- Mandatory safeguarding training (incorporating a section on modern slavery training) is now accessible by our staff across the world either in person or through webinars (with in person training largely suspended due to the Covid-19 pandemic). During 2021, 96% of SCI new starters completed this training during their induction period. This is an increase of 1% on the previous year.
- Mandatory global human resources online induction for new starters (incorporating elements of modern slavery) accessible by our staff across the world and explains what modern slavery is, how staff might spot it, SCI’s policy and how to report any suspected incidents. During 2021, 88% of new starters completed the mandatory online induction.
Reports of child labour or modern slavery reported via SCI’s reporting channels are dealt with by the appropriate levels of the organisation. The SCI trustees and the Charity Commission are notified of any reports as appropriate. SCI anticipates that, through the efforts being made to increase awareness of this issue amongst its staff, partners and suppliers, and the access to reporting mechanisms, modern slavery can be exposed and rooted out where it exists.
SCI’s Supply Chain
With over 100,000 suppliers globally, it is not feasible to have a centralised training programme for all our suppliers across our supply chain. Our country and regional offices identify risks arising through their supplier due diligence work that they engage in, and provide support and clarification where needed on modern slavery to suppliers. We also engage with suppliers on a case-by-case basis to address queries regarding our contractual requirements (including with regard to our mandatory Modern Slavery policy). SCI provides training to suppliers in some contexts, and this is determined at the local level. In addition, SCI is also in the process of finalising and issuing a Sustainability Policy to its suppliers, which sets out its mandatory obligations (as well as recommendations). This Policy includes SCI’s expectations for its suppliers in relation to preventing and mitigating risk and occurrence of modern slavery and exploitation.
Our International Safeguarding team incorporates information on modern slavery into our partner safeguarding training which now covers adults and children.
D: OUR COMMITMENTS
SCI is committed to the continuing evaluation of our systems and processes to ensure that we can continue to raise awareness of, prevent, report and respond to issues of modern slavery.
Some of the actions which SCI will continue to focus on in 2022 include:
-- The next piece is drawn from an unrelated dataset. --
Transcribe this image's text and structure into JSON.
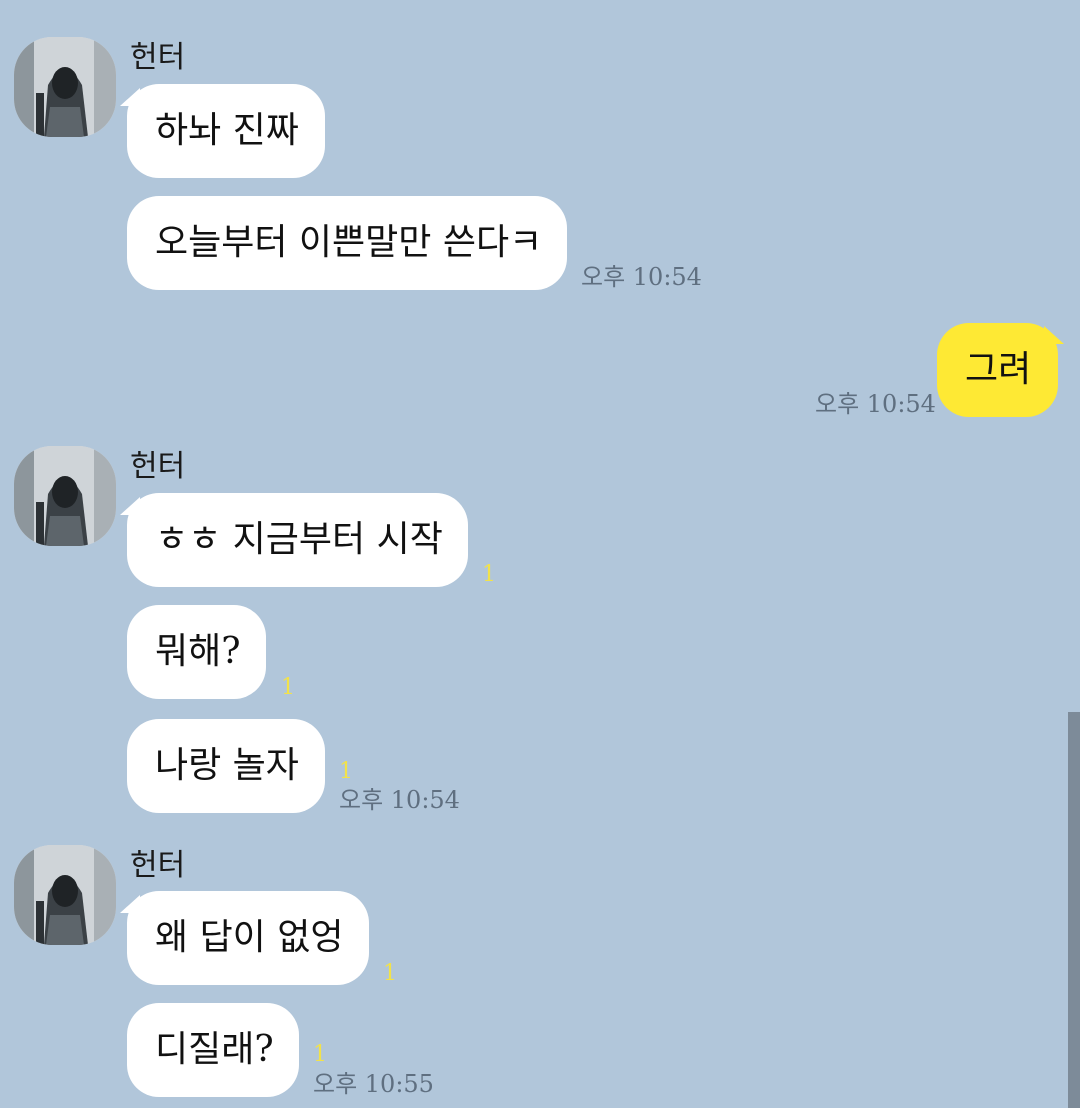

- Strengthening community engagement as part of our prevention work and adult safeguarding practices to help ensure that modern slavery aspects are integrated and risks mitigated.
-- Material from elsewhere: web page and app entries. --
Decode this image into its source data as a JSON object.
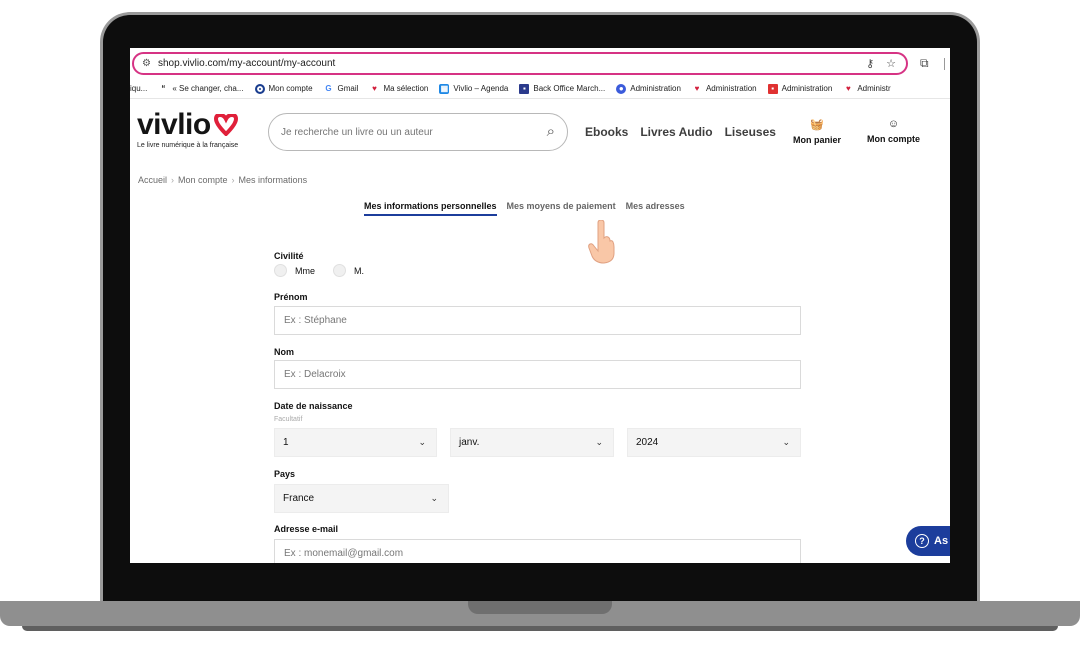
{
  "browser": {
    "url": "shop.vivlio.com/my-account/my-account",
    "bookmarks": [
      {
        "label": "iqu...",
        "icon": "none"
      },
      {
        "label": "« Se changer, cha...",
        "icon": "quote-icon"
      },
      {
        "label": "Mon compte",
        "icon": "circle-icon"
      },
      {
        "label": "Gmail",
        "icon": "google-icon"
      },
      {
        "label": "Ma sélection",
        "icon": "vivlio-heart-icon"
      },
      {
        "label": "Vivlio – Agenda",
        "icon": "calendar-icon"
      },
      {
        "label": "Back Office March...",
        "icon": "pz-icon"
      },
      {
        "label": "Administration",
        "icon": "p-icon"
      },
      {
        "label": "Administration",
        "icon": "vivlio-heart-icon"
      },
      {
        "label": "Administration",
        "icon": "red-square-icon"
      },
      {
        "label": "Administr",
        "icon": "vivlio-heart-icon"
      }
    ]
  },
  "header": {
    "logo_text": "vivlio",
    "logo_tagline": "Le livre numérique à la française",
    "search_placeholder": "Je recherche un livre ou un auteur",
    "nav": [
      "Ebooks",
      "Livres Audio",
      "Liseuses"
    ],
    "cart_label": "Mon panier",
    "account_label": "Mon compte"
  },
  "breadcrumb": [
    "Accueil",
    "Mon compte",
    "Mes informations"
  ],
  "tabs": [
    {
      "label": "Mes informations personnelles",
      "active": true
    },
    {
      "label": "Mes moyens de paiement",
      "active": false
    },
    {
      "label": "Mes adresses",
      "active": false
    }
  ],
  "form": {
    "civilite_label": "Civilité",
    "civilite_options": [
      "Mme",
      "M."
    ],
    "prenom_label": "Prénom",
    "prenom_placeholder": "Ex : Stéphane",
    "nom_label": "Nom",
    "nom_placeholder": "Ex : Delacroix",
    "naissance_label": "Date de naissance",
    "naissance_optional": "Facultatif",
    "day_value": "1",
    "month_value": "janv.",
    "year_value": "2024",
    "pays_label": "Pays",
    "pays_value": "France",
    "email_label": "Adresse e-mail",
    "email_placeholder": "Ex : monemail@gmail.com"
  },
  "assistant": {
    "label": "As"
  },
  "colors": {
    "brand_red": "#e0203a",
    "brand_blue": "#1c3d9c",
    "highlight": "#d63384"
  }
}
- Enhancing awareness within SCI on modern slavery risk through the roll-out of a specific e-learning course.
- Continued delivery of safeguarding training, refresher training and guidelines to SCI’s supply chain staff globally, which incorporates information on modern slavery, helping local teams to identify and address risk areas in their contexts and providing awareness of existing tools and how to use them.
- The continued roll-out of a global platform to manage supply contracts.
- Finalising and issuing our Supplier Sustainability Policy which covers, amongst other key topics, our Modern Slavery expectations for our supplier base.
- Embedding our safeguarding risk tool across the organisation.
This statement is made pursuant to section 54(1) of the Modern Slavery Act 2015 and constitutes SCI’s slavery and human trafficking statement for the financial year ending 31 December 2021. It was approved by the Board of Save the Children International on 14 June 2022, and published on SCI’s website on 23 June 2022.